You know that overzealous drone in seemingly every office who loves to bark orders, yet seems incapable of solving a problem on his own? Imagine if he was your key to salvation (or, at the very least, shelter and food) after everyone you know and loved died from a gruesome virus. Ling Ma’s debut novel tackles countless themes—immigration, work culture, family, capitalism, and the confusing aimlessness of your early 20s—with a dry wit that keeps the horrific digestible, the repetitive laughable, and the pages turning. —C.M.
Sorority by Genevieve Sly Crane
I haven’t spotted this book on any “best of” lists yet and I don’t quite know why, because it’s one of the most gripping and beautiful works of the year. It’s set in the aftermath of the abrupt death of a sorority sister—and it’s as dark as it sounds—but there’s a kind of beauty to Crane’s writing that stops it from being utterly bleak. Crane captures the tinge of desperation, that hint of the unbearable, that comes with being a college-aged woman. —J.H.
Unwifeable by Mandy Stadtmiller
I finished Unwifeable, burst into tears, and then texted all of my friends about it. This book touched me on a deeply personal level, as a young writer who moved to New York fresh out of a relationship that took a ton out of me, emotionally. It’s hard to write about your life as a Young Woman In The City without beating yourself up about how commodified that lifestyle is. Unwifeable is a searingly candid book about Stadtmiller’s time at The NY Post and xoJane, and she's unafraid to tell the whole ugly story while also inspiring women to grab their lives (and sexualities) by the horns and hold on. One woman’s journey through life believing she was "unwifeable" is another girl’s way forward. —A.M.
The Wife Between Us by Greer Hendricks and Sarah Pekkanen
I’ve already read this twice in 2018. It’s a psychological thriller that forces us to confront our perceptions of older, single women, as well as the pretty younger 20-somethings we tend to glorify instead. There are twists—man, the twists!—and the story takes a turn halfway through that demands you just sit the hell down and finish the whole thing already. Special mention goes to the pivotal character who also happens to be a German Shepherd. —J.H.
You Think It, I'll Say It by Curtis Sittenfeld
Prep and American Wife author Curtis Sittenfeld’s clean, incisive prose and cutting depiction of everyday life is delicious throughout her first collection of short stories. Come for the sharp, often hilarious scenarios Sittenfeld brilliantly lays out in each chapter. Stay for the surprising twists they each take. —C.M.
You All Grow Up and Leave Me: A Memoir of Teenage Obsession by Piper Weiss
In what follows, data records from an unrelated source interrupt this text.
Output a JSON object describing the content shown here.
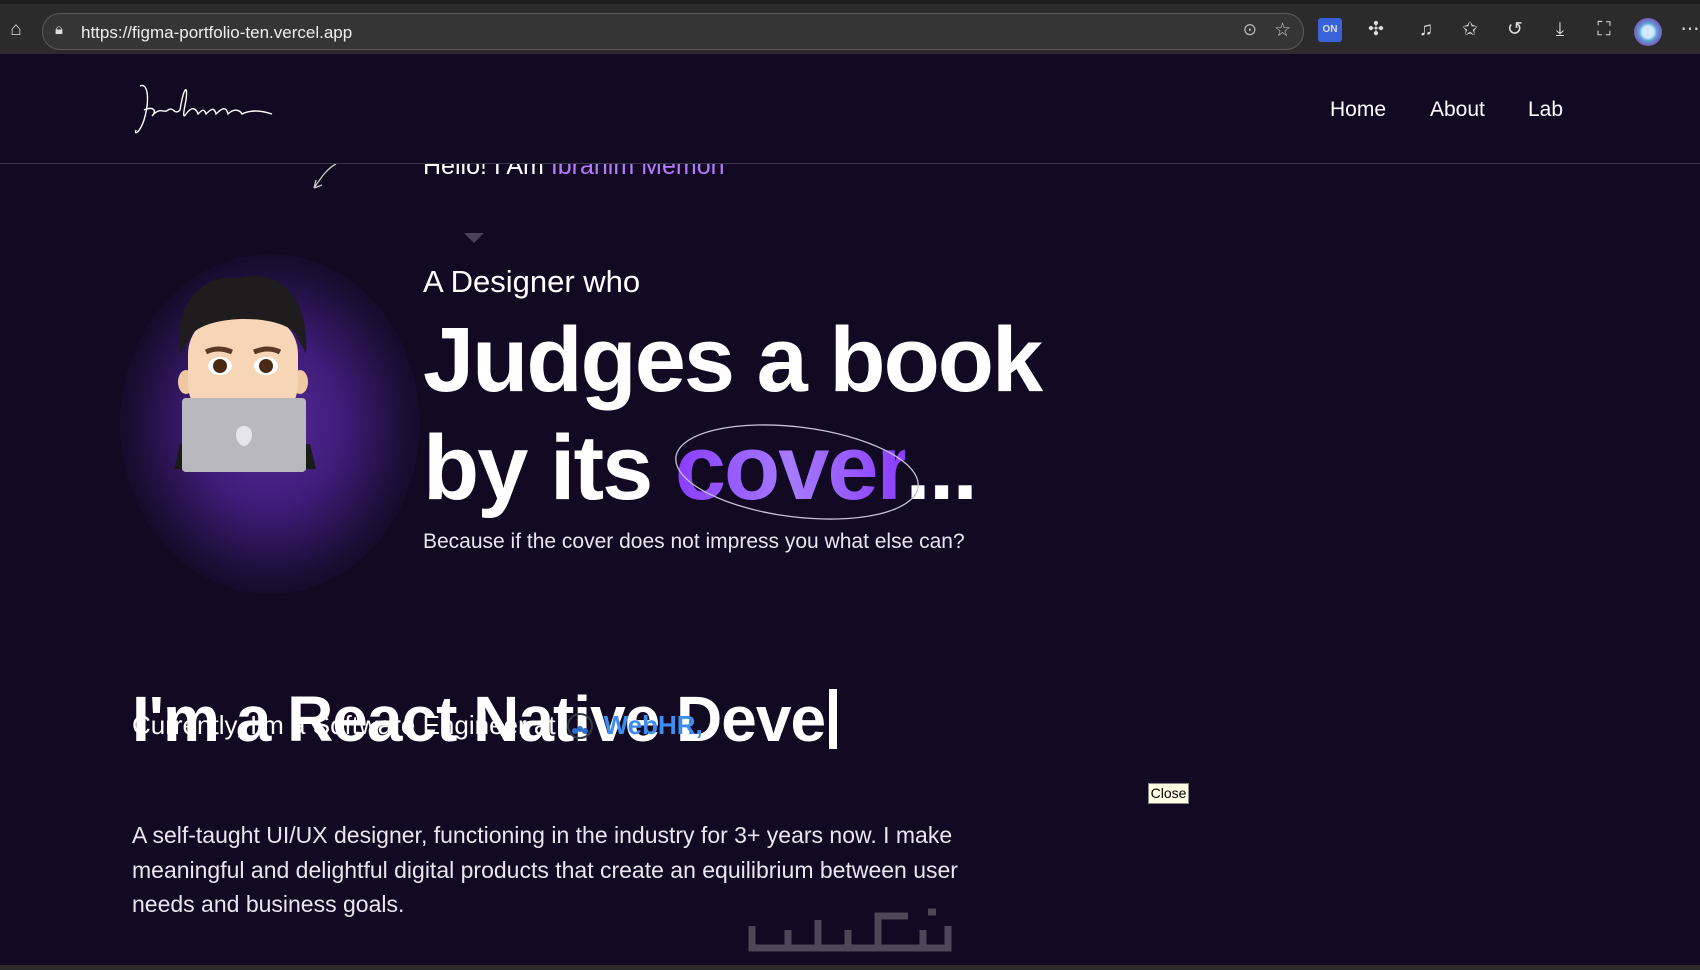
{
  "browser": {
    "url": "https://figma-portfolio-ten.vercel.app",
    "icons": [
      "home-icon",
      "lock-icon",
      "more-icon",
      "favorite-star-icon",
      "extension-on-icon",
      "extensions-icon",
      "media-icon",
      "favorites-icon",
      "history-icon",
      "downloads-icon",
      "screenshot-icon",
      "profile-avatar",
      "menu-icon"
    ]
  },
  "header": {
    "logo_text": "Ibrahim",
    "nav": [
      {
        "label": "Home"
      },
      {
        "label": "About"
      },
      {
        "label": "Lab"
      }
    ]
  },
  "hero": {
    "hello_prefix": "Hello! I Am ",
    "hello_name": "Ibrahim Memon",
    "tagline_small": "A Designer who",
    "line1": "Judges a book",
    "line2_prefix": "by its ",
    "line2_highlight": "cover",
    "line2_suffix": "...",
    "subtitle": "Because if the cover does not impress you what else can?"
  },
  "intro": {
    "role_typed": "I'm a React Native Deve",
    "current_prefix": "Currently, I'm a Software Engineer at",
    "company": "WebHR,",
    "paragraph": "A self-taught UI/UX designer, functioning in the industry for 3+ years now. I make meaningful and delightful digital products that create an equilibrium between user needs and business goals."
  },
  "tooltip": {
    "close_label": "Close"
  },
  "colors": {
    "background": "#110a22",
    "accent_purple": "#8a3cff",
    "name_purple": "#b57cff",
    "company_blue": "#3d8ef0"
  }
}
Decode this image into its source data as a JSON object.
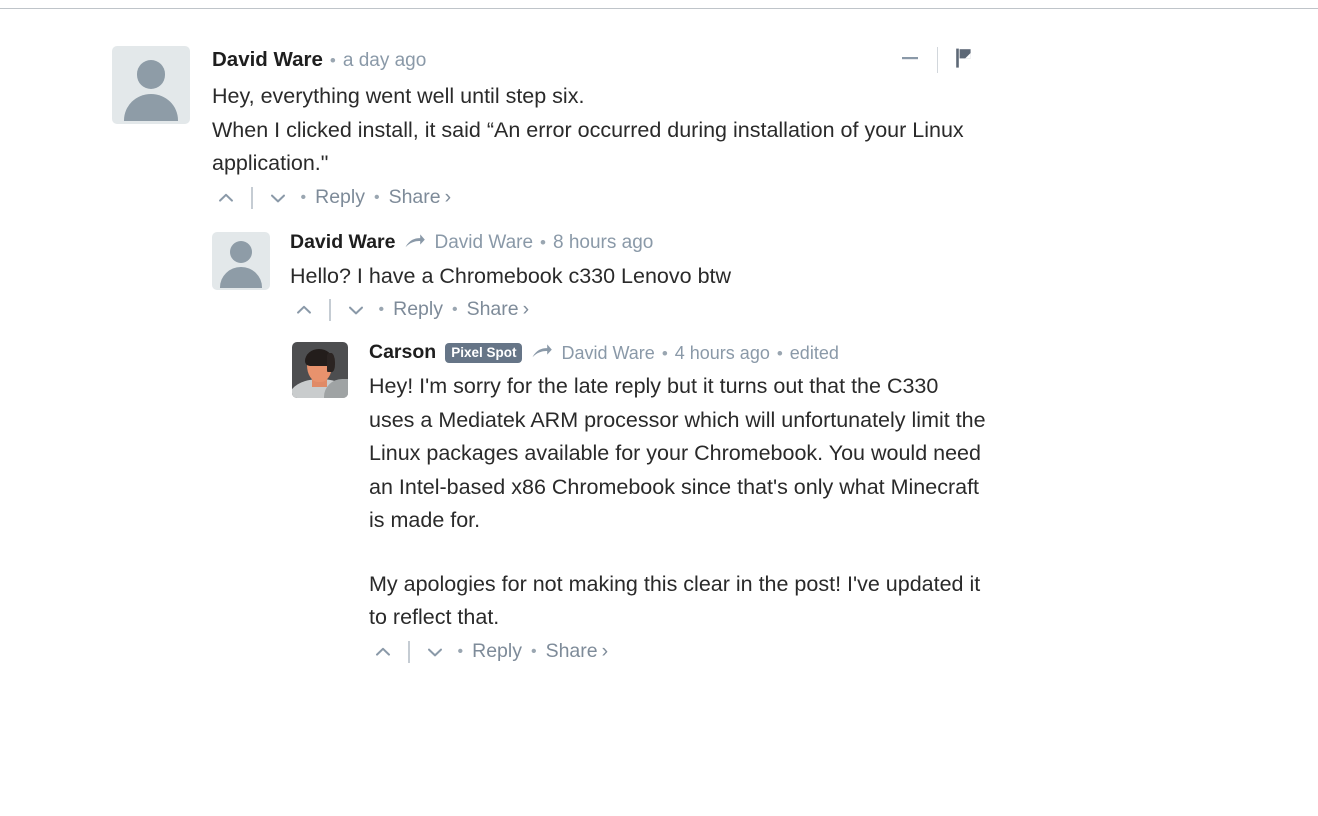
{
  "thread": {
    "comments": [
      {
        "id": "c1",
        "level": 1,
        "author": "David Ware",
        "badge": null,
        "reply_to": null,
        "timestamp": "a day ago",
        "edited": null,
        "avatar_type": "silhouette",
        "paragraphs": [
          "Hey, everything went well until step six.\nWhen I clicked install, it said “An error occurred during installation of your Linux application.\""
        ],
        "actions": {
          "upvote_icon": "chevron-up-icon",
          "downvote_icon": "chevron-down-icon",
          "reply_label": "Reply",
          "share_label": "Share",
          "share_chevron": "›",
          "dot": "•"
        },
        "header_controls": {
          "collapse_icon": "minus-icon",
          "flag_icon": "flag-icon"
        }
      },
      {
        "id": "c2",
        "level": 2,
        "author": "David Ware",
        "badge": null,
        "reply_to": "David Ware",
        "timestamp": "8 hours ago",
        "edited": null,
        "avatar_type": "silhouette",
        "paragraphs": [
          "Hello? I have a Chromebook c330 Lenovo btw"
        ],
        "actions": {
          "upvote_icon": "chevron-up-icon",
          "downvote_icon": "chevron-down-icon",
          "reply_label": "Reply",
          "share_label": "Share",
          "share_chevron": "›",
          "dot": "•"
        },
        "header_controls": null
      },
      {
        "id": "c3",
        "level": 3,
        "author": "Carson",
        "badge": "Pixel Spot",
        "reply_to": "David Ware",
        "timestamp": "4 hours ago",
        "edited": "edited",
        "avatar_type": "photo",
        "paragraphs": [
          "Hey! I'm sorry for the late reply but it turns out that the C330 uses a Mediatek ARM processor which will unfortunately limit the Linux packages available for your Chromebook. You would need an Intel-based x86 Chromebook since that's only what Minecraft is made for.",
          "My apologies for not making this clear in the post! I've updated it to reflect that."
        ],
        "actions": {
          "upvote_icon": "chevron-up-icon",
          "downvote_icon": "chevron-down-icon",
          "reply_label": "Reply",
          "share_label": "Share",
          "share_chevron": "›",
          "dot": "•"
        },
        "header_controls": null
      }
    ]
  },
  "icons": {
    "reply_arrow": "reply-arrow-icon",
    "separator_dot": "•"
  },
  "colors": {
    "author_text": "#1e1e1e",
    "body_text": "#2a2a2a",
    "meta_text": "#8a99a8",
    "link_text": "#7e8b99",
    "badge_bg": "#667587",
    "badge_text": "#ffffff",
    "avatar_bg": "#e3e8ea",
    "avatar_silhouette": "#8e9ca7",
    "divider": "#bfc4c9",
    "page_bg": "#ffffff"
  }
}
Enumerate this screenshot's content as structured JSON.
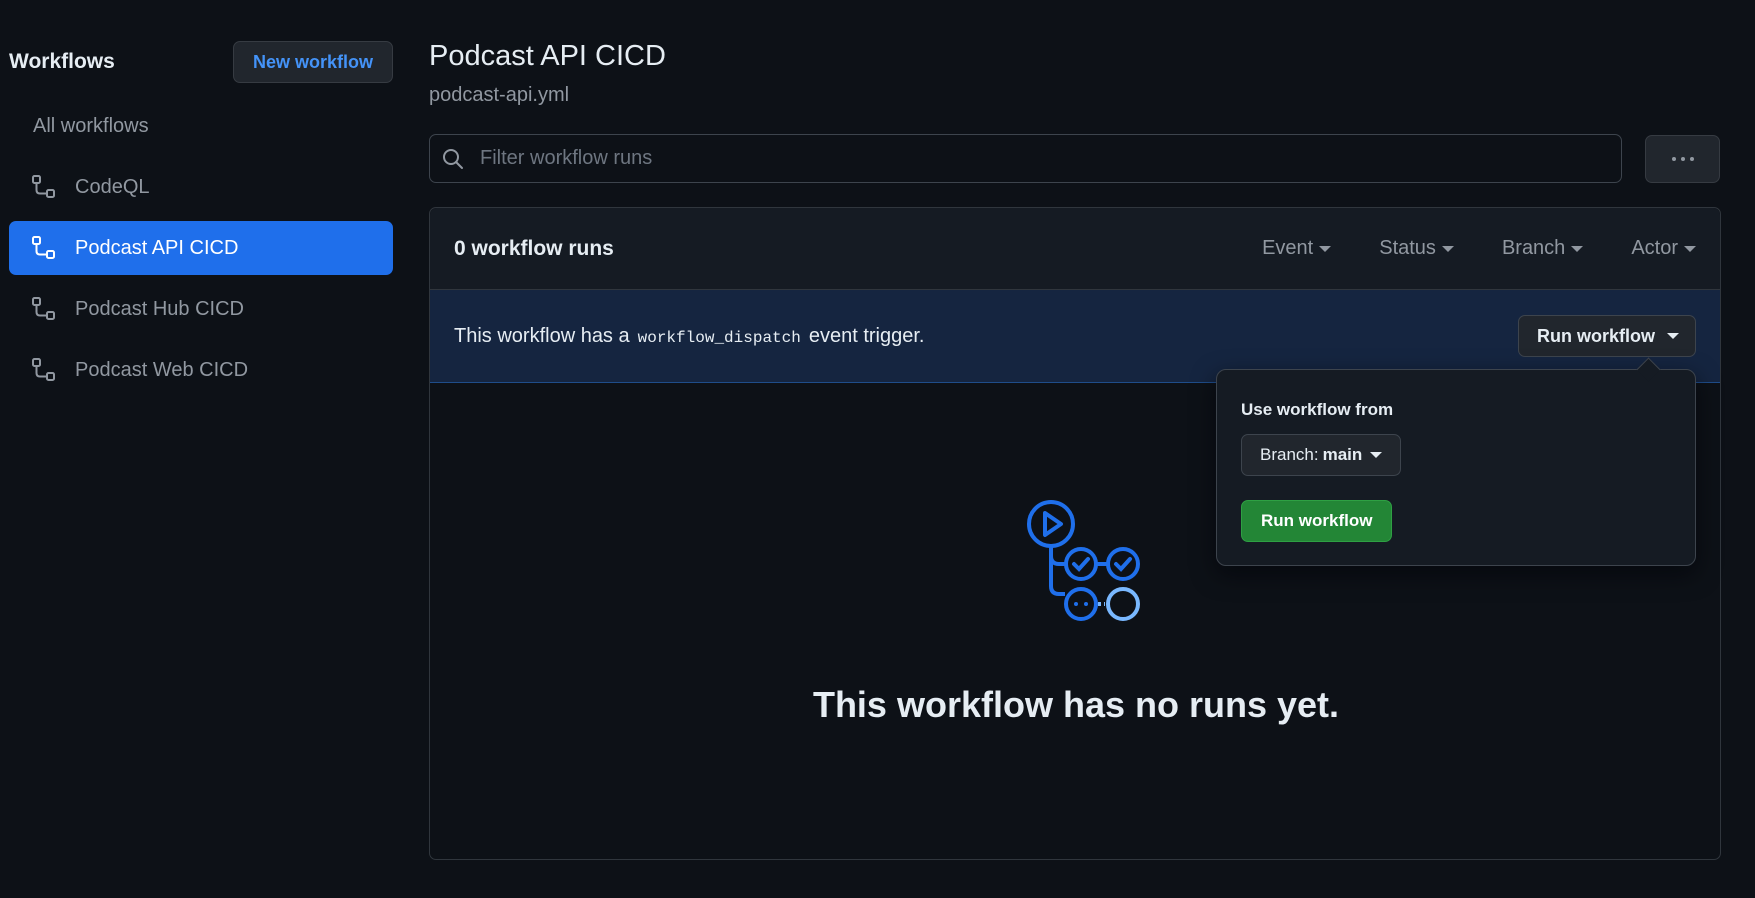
{
  "sidebar": {
    "title": "Workflows",
    "new_workflow_label": "New workflow",
    "items": [
      {
        "label": "All workflows"
      },
      {
        "label": "CodeQL"
      },
      {
        "label": "Podcast API CICD"
      },
      {
        "label": "Podcast Hub CICD"
      },
      {
        "label": "Podcast Web CICD"
      }
    ],
    "active_index": 2
  },
  "main": {
    "title": "Podcast API CICD",
    "file": "podcast-api.yml",
    "filter_placeholder": "Filter workflow runs",
    "runs_count": "0 workflow runs",
    "filters": [
      "Event",
      "Status",
      "Branch",
      "Actor"
    ],
    "banner": {
      "prefix": "This workflow has a",
      "code": "workflow_dispatch",
      "suffix": "event trigger.",
      "run_label": "Run workflow"
    },
    "empty_text": "This workflow has no runs yet."
  },
  "popover": {
    "label": "Use workflow from",
    "branch_prefix": "Branch:",
    "branch_value": "main",
    "run_label": "Run workflow"
  },
  "colors": {
    "accent": "#1f6feb",
    "link": "#4493f8",
    "primary_button": "#238636",
    "background": "#0d1117"
  }
}
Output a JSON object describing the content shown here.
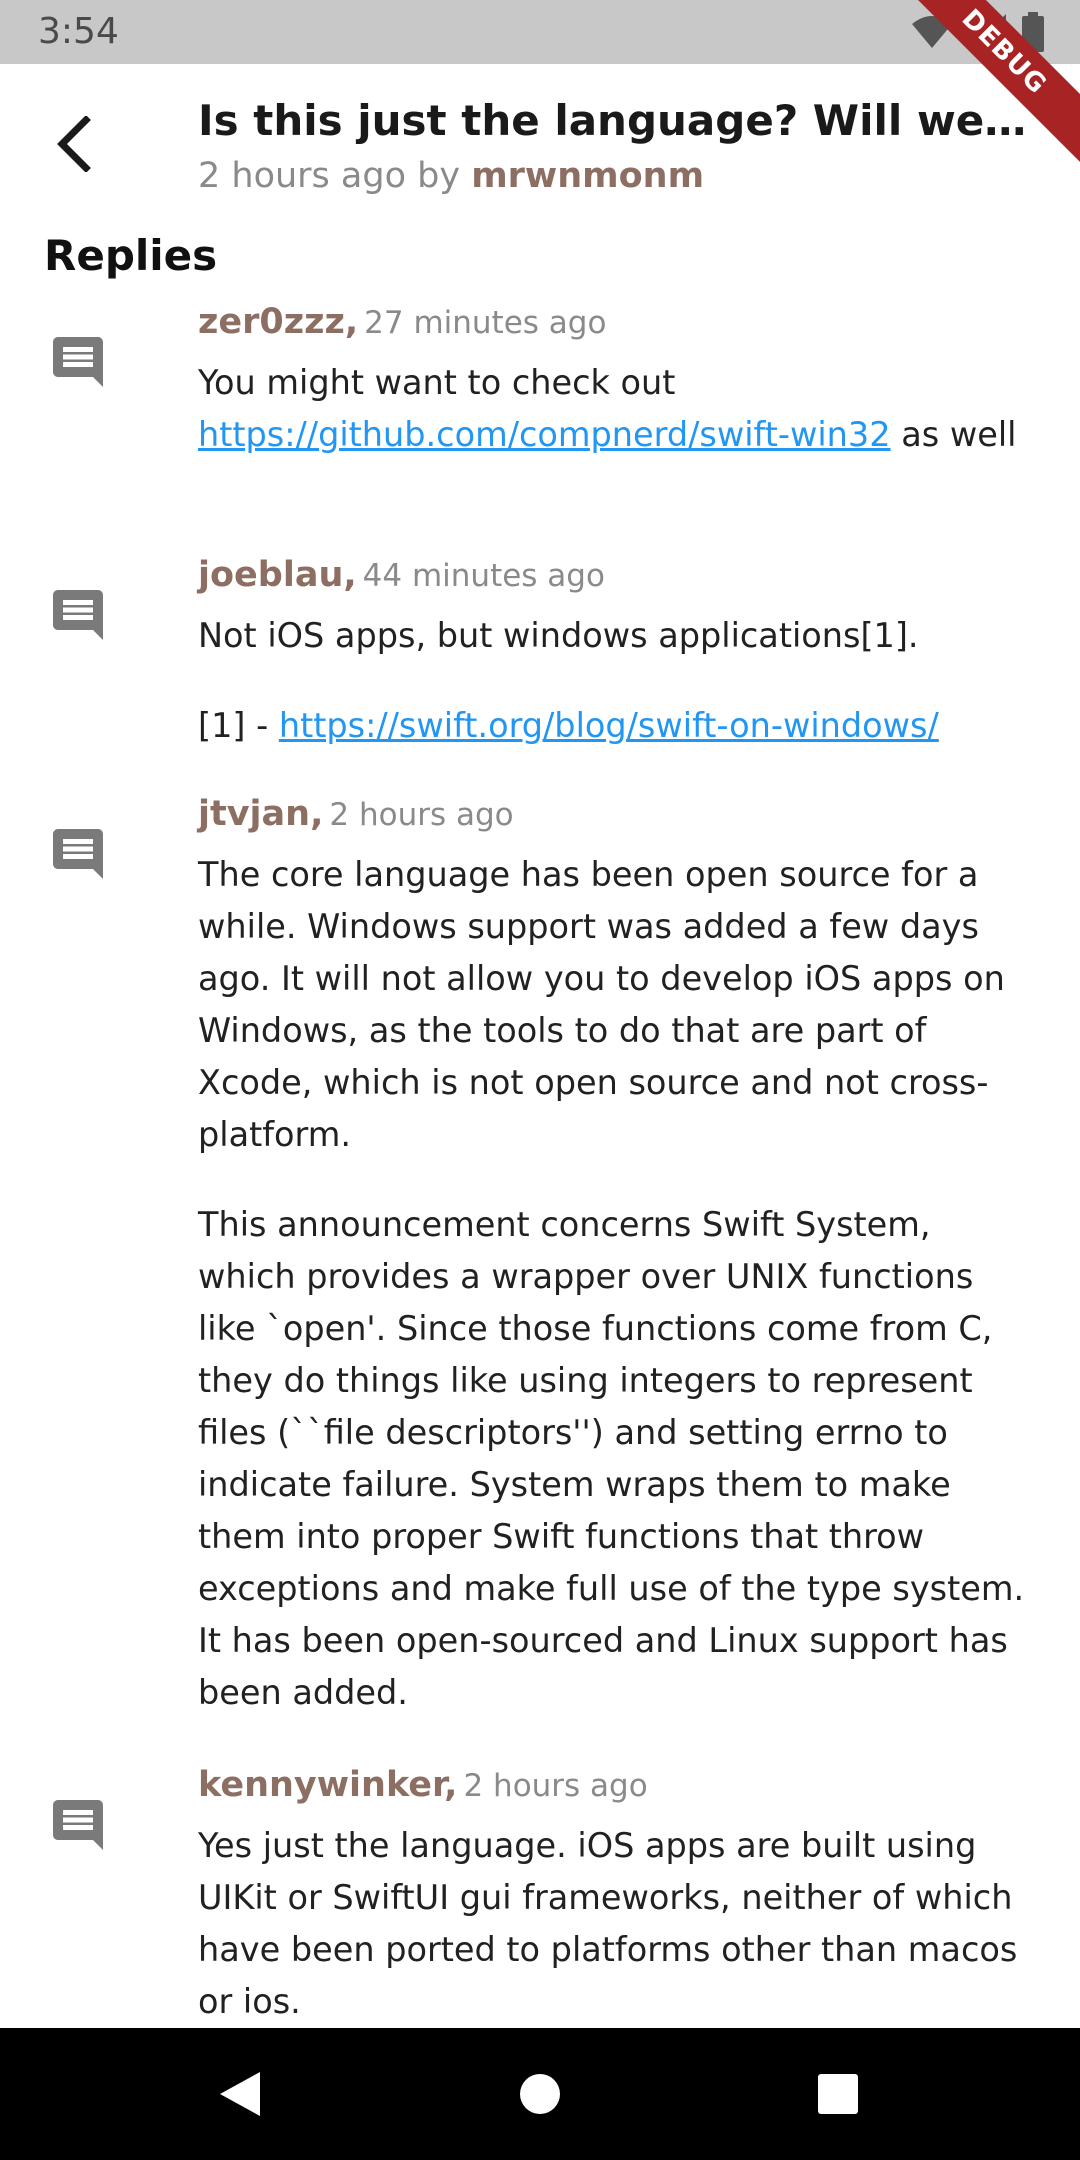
{
  "status_bar": {
    "time": "3:54",
    "icons": [
      "wifi-icon",
      "signal-icon",
      "battery-icon"
    ]
  },
  "debug_banner": "DEBUG",
  "header": {
    "title": "Is this just the language? Will we be able to build iOS apps on Windows?",
    "subtitle_prefix": "2 hours ago by ",
    "author": "mrwnmonm"
  },
  "replies_heading": "Replies",
  "comments": [
    {
      "user": "zer0zzz,",
      "time": "27 minutes ago",
      "paragraphs": [
        [
          "You might want to check out ",
          "https://github.com/compnerd/swift-win32",
          " as well"
        ]
      ]
    },
    {
      "user": "joeblau,",
      "time": "44 minutes ago",
      "paragraphs": [
        [
          "Not iOS apps, but windows applications[1]."
        ],
        [
          "[1] - ",
          "https://swift.org/blog/swift-on-windows/"
        ]
      ]
    },
    {
      "user": "jtvjan,",
      "time": "2 hours ago",
      "paragraphs": [
        [
          "The core language has been open source for a while. Windows support was added a few days ago. It will not allow you to develop iOS apps on Windows, as the tools to do that are part of Xcode, which is not open source and not cross-platform."
        ],
        [
          "This announcement concerns Swift System, which provides a wrapper over UNIX functions like `open'. Since those functions come from C, they do things like using integers to represent files (``file descriptors'') and setting errno to indicate failure. System wraps them to make them into proper Swift functions that throw exceptions and make full use of the type system. It has been open-sourced and Linux support has been added."
        ]
      ]
    },
    {
      "user": "kennywinker,",
      "time": "2 hours ago",
      "paragraphs": [
        [
          "Yes just the language. iOS apps are built using UIKit or SwiftUI gui frameworks, neither of which have been ported to platforms other than macos or ios."
        ]
      ]
    }
  ],
  "colors": {
    "author": "#8d6e63",
    "link": "#2196f3",
    "status_bar": "#c8c8c8",
    "debug_ribbon": "#a82424"
  },
  "nav_bar": {
    "icons": [
      "back-triangle-icon",
      "home-circle-icon",
      "recents-square-icon"
    ]
  }
}
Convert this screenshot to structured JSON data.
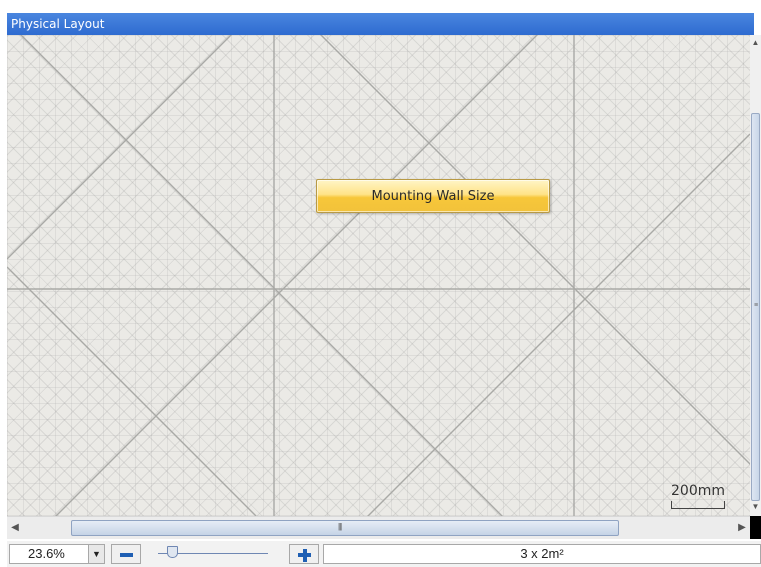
{
  "window": {
    "title": "Physical Layout"
  },
  "canvas": {
    "action_button_label": "Mounting Wall Size",
    "scale_label": "200mm"
  },
  "status": {
    "zoom": "23.6%",
    "wall_size": "3 x 2m²"
  },
  "icons": {
    "zoom_dropdown": "chevron-down-icon",
    "zoom_out": "minus-icon",
    "zoom_in": "plus-icon"
  },
  "colors": {
    "titlebar": "#2e6bd0",
    "button_gold": "#f7c73a",
    "zoom_icon_blue": "#1f5fb3"
  }
}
You All Grow Up and Leave Me is so many things: A hauntingly-raw memoir, a gut-wrenchingly honest coming-of-age story, and a painstakingly-researched true crime story. As a teenager, author Piper Weiss was a student of tennis coach Gary Wilensky. When Wilensky attacked another student, with whom he believed was in love, Weiss wasn't just horrified, she was...well, not jealous, exactly, but something like it. She was left wondering why she hadn't been his favorite. Weiss offers an unflinching look at how Wilensky's crime shaped her both as a teenager and, later, as a grown woman investigating the incident as a journalist. —Kayleigh Roberts, Weekend Editor